[Supplied records — start]
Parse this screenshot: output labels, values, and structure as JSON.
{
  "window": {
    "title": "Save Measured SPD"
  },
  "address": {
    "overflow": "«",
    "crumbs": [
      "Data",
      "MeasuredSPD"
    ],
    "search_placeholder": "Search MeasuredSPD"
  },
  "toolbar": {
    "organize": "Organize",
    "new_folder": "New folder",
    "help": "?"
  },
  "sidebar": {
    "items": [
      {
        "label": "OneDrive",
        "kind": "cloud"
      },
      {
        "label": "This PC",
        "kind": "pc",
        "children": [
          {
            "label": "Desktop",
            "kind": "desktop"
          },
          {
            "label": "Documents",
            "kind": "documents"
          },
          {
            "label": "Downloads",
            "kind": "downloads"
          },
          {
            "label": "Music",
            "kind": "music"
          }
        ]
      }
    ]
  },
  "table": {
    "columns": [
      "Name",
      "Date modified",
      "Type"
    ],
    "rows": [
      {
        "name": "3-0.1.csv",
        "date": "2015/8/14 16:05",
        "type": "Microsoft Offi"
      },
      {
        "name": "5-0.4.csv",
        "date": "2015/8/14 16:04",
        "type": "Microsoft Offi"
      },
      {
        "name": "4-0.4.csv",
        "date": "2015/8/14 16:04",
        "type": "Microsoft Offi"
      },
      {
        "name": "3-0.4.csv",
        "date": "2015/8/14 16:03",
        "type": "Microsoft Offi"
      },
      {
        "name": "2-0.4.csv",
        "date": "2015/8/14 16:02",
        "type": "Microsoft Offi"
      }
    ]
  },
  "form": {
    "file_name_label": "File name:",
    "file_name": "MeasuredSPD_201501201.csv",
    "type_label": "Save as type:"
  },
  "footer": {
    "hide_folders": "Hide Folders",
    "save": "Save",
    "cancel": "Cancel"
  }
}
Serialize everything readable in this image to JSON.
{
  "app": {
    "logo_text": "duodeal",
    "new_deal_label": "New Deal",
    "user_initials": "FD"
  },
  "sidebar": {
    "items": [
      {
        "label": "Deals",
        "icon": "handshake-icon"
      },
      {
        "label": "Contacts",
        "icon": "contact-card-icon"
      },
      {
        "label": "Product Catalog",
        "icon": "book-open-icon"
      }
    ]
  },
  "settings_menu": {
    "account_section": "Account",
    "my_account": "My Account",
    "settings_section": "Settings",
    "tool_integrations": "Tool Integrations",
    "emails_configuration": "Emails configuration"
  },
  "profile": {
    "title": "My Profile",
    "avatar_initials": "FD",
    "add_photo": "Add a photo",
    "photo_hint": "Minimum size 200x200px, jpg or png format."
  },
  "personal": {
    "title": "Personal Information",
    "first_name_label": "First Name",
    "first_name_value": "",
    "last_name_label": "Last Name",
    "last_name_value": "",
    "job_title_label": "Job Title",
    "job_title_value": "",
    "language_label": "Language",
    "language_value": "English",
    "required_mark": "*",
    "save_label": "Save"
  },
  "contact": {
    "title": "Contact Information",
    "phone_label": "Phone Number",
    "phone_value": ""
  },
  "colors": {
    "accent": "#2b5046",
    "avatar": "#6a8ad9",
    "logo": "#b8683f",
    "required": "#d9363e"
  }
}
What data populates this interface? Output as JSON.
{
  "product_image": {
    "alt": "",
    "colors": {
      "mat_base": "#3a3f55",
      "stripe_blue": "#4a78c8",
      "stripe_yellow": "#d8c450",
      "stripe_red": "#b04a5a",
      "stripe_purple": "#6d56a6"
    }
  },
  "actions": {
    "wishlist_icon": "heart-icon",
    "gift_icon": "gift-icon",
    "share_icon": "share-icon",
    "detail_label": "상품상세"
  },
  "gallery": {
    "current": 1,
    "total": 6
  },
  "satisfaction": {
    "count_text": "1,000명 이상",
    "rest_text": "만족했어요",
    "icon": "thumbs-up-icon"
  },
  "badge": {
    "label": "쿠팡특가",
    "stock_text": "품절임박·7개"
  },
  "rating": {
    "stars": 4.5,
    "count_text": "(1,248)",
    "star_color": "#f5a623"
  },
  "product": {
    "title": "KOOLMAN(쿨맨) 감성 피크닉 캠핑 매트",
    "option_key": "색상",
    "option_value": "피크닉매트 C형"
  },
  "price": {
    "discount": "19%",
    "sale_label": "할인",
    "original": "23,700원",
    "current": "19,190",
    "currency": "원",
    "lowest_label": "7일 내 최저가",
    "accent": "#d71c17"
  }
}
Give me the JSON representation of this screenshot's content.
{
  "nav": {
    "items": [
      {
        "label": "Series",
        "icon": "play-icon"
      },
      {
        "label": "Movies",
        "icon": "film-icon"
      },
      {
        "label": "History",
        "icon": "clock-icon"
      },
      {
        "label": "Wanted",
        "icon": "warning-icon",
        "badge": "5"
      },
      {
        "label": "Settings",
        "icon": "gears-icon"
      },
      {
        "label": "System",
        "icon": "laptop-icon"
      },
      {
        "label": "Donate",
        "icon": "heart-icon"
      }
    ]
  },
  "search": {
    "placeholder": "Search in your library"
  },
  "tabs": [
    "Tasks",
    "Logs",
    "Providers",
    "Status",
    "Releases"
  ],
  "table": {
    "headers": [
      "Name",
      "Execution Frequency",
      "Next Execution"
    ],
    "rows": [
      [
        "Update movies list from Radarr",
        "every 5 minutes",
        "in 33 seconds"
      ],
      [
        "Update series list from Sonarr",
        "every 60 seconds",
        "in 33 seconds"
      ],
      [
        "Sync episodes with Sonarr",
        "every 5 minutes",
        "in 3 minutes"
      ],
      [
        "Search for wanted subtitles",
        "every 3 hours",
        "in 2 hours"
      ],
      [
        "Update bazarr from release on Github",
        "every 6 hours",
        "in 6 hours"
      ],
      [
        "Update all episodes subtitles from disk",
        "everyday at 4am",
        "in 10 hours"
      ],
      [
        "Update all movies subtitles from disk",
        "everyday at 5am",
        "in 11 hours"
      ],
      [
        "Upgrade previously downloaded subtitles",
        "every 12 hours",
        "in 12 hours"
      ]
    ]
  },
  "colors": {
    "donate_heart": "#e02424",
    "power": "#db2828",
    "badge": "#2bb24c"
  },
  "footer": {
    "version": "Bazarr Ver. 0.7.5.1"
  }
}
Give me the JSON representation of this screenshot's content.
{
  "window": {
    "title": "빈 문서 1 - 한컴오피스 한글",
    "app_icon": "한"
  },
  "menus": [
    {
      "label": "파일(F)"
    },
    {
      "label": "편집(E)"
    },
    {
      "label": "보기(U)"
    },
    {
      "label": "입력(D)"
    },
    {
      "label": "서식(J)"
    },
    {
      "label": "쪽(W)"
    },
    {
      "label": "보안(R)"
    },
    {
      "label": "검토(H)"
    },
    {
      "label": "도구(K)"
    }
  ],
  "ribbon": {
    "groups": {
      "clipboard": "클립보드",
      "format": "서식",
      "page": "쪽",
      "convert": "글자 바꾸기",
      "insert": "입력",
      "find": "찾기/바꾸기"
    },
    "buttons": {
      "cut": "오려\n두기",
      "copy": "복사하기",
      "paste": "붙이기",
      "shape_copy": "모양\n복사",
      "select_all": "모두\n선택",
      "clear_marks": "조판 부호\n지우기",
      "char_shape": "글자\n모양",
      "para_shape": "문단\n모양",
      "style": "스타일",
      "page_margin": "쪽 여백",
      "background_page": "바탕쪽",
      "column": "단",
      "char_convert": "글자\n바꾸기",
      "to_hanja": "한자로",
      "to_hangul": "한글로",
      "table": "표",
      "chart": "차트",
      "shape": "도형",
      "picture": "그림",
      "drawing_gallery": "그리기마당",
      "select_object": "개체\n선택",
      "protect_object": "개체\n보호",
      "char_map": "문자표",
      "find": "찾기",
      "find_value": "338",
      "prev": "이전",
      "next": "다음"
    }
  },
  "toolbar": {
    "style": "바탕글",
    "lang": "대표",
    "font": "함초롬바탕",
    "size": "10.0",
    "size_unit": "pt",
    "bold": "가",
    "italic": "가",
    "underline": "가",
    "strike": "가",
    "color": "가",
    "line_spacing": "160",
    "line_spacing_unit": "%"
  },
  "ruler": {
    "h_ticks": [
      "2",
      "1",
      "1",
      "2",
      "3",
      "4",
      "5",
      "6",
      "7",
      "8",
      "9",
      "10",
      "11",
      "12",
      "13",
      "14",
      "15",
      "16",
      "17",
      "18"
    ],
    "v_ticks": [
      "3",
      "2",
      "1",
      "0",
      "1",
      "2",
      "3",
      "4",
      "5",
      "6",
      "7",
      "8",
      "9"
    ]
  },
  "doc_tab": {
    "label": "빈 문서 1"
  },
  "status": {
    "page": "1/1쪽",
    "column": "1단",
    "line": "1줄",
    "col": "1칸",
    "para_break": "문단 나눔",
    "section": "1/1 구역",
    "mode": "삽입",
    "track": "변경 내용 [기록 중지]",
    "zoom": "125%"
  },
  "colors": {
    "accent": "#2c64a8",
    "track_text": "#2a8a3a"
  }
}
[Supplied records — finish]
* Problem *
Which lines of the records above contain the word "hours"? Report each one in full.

* Response to the exercise *
        "every 3 hours",
        "in 2 hours"
        "every 6 hours",
        "in 6 hours"
        "in 10 hours"
        "in 11 hours"
        "every 12 hours",
        "in 12 hours"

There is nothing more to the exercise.